*** Opening of Data records ***

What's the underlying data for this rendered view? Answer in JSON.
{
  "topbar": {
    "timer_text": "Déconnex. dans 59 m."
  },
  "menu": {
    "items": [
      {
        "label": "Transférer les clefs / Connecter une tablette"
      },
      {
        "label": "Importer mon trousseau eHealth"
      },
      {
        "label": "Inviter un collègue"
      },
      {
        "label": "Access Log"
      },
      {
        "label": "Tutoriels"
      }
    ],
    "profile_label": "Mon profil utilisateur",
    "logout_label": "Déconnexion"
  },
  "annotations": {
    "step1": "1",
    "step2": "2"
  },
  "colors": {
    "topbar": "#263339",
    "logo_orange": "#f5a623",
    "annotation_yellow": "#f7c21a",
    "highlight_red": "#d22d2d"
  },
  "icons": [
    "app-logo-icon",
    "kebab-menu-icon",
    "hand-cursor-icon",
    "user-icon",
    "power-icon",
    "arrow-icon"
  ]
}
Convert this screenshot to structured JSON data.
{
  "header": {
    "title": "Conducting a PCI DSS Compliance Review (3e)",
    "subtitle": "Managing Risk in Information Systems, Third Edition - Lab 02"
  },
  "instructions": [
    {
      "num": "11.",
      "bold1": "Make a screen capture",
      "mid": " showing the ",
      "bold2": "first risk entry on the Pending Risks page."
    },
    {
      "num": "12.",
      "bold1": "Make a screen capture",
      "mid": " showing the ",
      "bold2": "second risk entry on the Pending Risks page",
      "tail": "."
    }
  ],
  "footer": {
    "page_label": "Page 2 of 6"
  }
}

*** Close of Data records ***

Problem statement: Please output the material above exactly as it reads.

Result of the exercise:
What's the underlying data for this rendered view? Answer in JSON.
{
  "topbar": {
    "timer_text": "Déconnex. dans 59 m."
  },
  "menu": {
    "items": [
      {
        "label": "Transférer les clefs / Connecter une tablette"
      },
      {
        "label": "Importer mon trousseau eHealth"
      },
      {
        "label": "Inviter un collègue"
      },
      {
        "label": "Access Log"
      },
      {
        "label": "Tutoriels"
      }
    ],
    "profile_label": "Mon profil utilisateur",
    "logout_label": "Déconnexion"
  },
  "annotations": {
    "step1": "1",
    "step2": "2"
  },
  "colors": {
    "topbar": "#263339",
    "logo_orange": "#f5a623",
    "annotation_yellow": "#f7c21a",
    "highlight_red": "#d22d2d"
  },
  "icons": [
    "app-logo-icon",
    "kebab-menu-icon",
    "hand-cursor-icon",
    "user-icon",
    "power-icon",
    "arrow-icon"
  ]
}
Convert this screenshot to structured JSON data.
{
  "header": {
    "title": "Conducting a PCI DSS Compliance Review (3e)",
    "subtitle": "Managing Risk in Information Systems, Third Edition - Lab 02"
  },
  "instructions": [
    {
      "num": "11.",
      "bold1": "Make a screen capture",
      "mid": " showing the ",
      "bold2": "first risk entry on the Pending Risks page."
    },
    {
      "num": "12.",
      "bold1": "Make a screen capture",
      "mid": " showing the ",
      "bold2": "second risk entry on the Pending Risks page",
      "tail": "."
    }
  ],
  "footer": {
    "page_label": "Page 2 of 6"
  }
}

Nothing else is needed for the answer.